The value of International Women’s Day was debated last week. Some think it was born out of sentiment, and is now corrupted by corporate marketing and individual virtue-signalling. Some treasure it as one day where permission is given for women, in all their diversity, to be centred and celebrated across the globe.
A worthwhile discussion, but let us not lose sight of these truths:
Centreing the realities, needs, demands and wishes of girls and women should be an everyday practice. Girls and women never stop living, breathing and seeking full agency in a world where that agency is actively curtailed by laws and social norms. Seeking gender equity cannot be a part-time pursuit, or something done as an afterthought. Without advancing and protecting the rights of girls and women, change cannot be for the better. We must include those goals in all efforts to create a more just society.
World YWCA never stops shining a light on this necessity. It is a strong, intergenerational network of women leaders, with programmes led by and for women, in response to the unique needs that they see in their communities.
Data demonstrates that when women lead, good things happen. The leadership of women should be normalized, not tokenized. When women are included in peace processes, there is a 35% increase in the probability of an agreement lasting more than 15 years. Recent research showed that companies in the top quartile for gender diversity on executive teams were 25% more likely to have above-average profitability than companies in the bottom, while companies with more than 30% women executives outperform companies without. Research on local government councils in India showed that the number of drinking water projects in areas with councils led by women was 62 per cent higher than in those with councils led by men.

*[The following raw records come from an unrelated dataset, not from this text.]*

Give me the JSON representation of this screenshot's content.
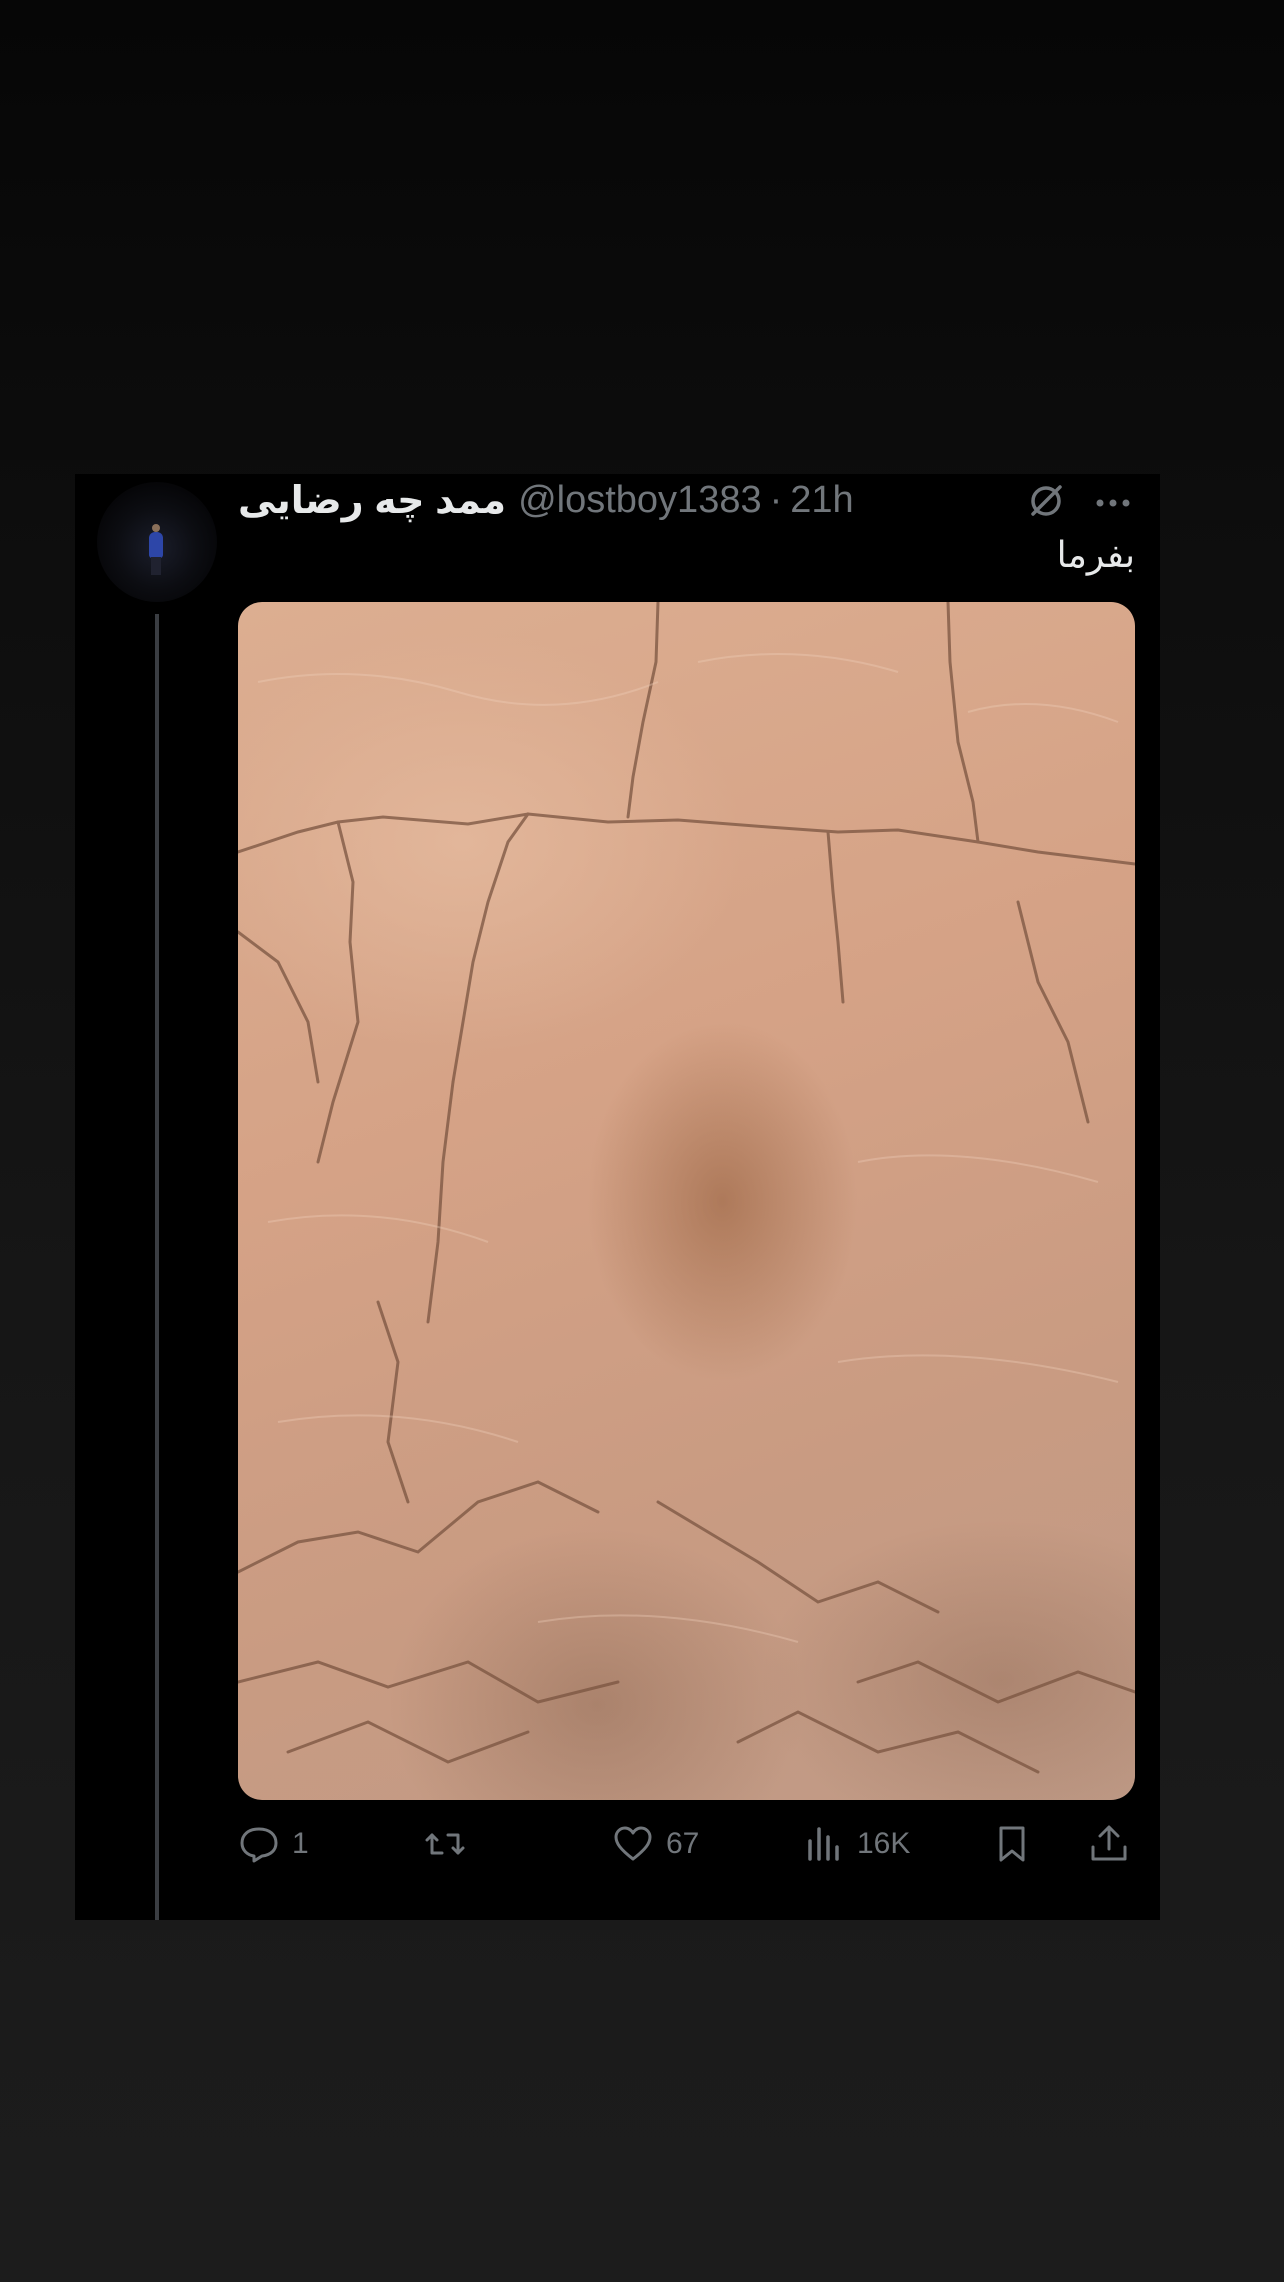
{
  "tweet": {
    "display_name": "ممد چه رضایی",
    "handle": "@lostboy1383",
    "separator": "·",
    "time": "21h",
    "text": "بفرما"
  },
  "actions": {
    "replies": "1",
    "retweets": "",
    "likes": "67",
    "views": "16K"
  },
  "icons": [
    "grok-icon",
    "more-icon",
    "reply-icon",
    "retweet-icon",
    "like-icon",
    "views-icon",
    "bookmark-icon",
    "share-icon"
  ],
  "colors": {
    "background": "#000000",
    "primary_text": "#e7e9ea",
    "secondary_text": "#71767b",
    "thread_line": "#3a3d42"
  }
}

World YWCA provides support and opportunities for women, young women, and girls to be leaders and change-makers who not only protect their rights and impact their communities, but inspire their peers to do the same.
Women are not homogenous. Women’s rights organizations are not homogenous. Women’s rights organizations have diverse locations, identities and methods, but all share the goal of gender equity. Women and women’s groups tirelessly work for change. Women and girls comprise 49.5%of the world’s population. Yet, 99% of development aid and foundation grants do not directly reach women’s rights and feminist organizations. Those groups working at intersecting forms of marginalization (LGBTIQ, indigenous, migrant and refugees, young feminists, and sex workers) are funded even less. We do not all do the same work, but we all struggle to find partners to help resource our work.
For over 100 years, the YWCA has been a global force, working to connect and mobilize the power of millions of women, young women, and girls across regions, cultures, and beliefs to transform their lives and the world.
In 2022 and everyday until the next International Women’s Day and thereafter, we assert our commitment to human rights-based, feminist, faith-inspired and intersectional leadership that is inclusive, grassroots-driven and rooted in the transformational power of women.
YWCA leaders know true equity means empowering women around the world and challenging the status quo created to rob them of power, each and every day.
If you agree that every day is International Women’s Day, follow us on social media and support our work.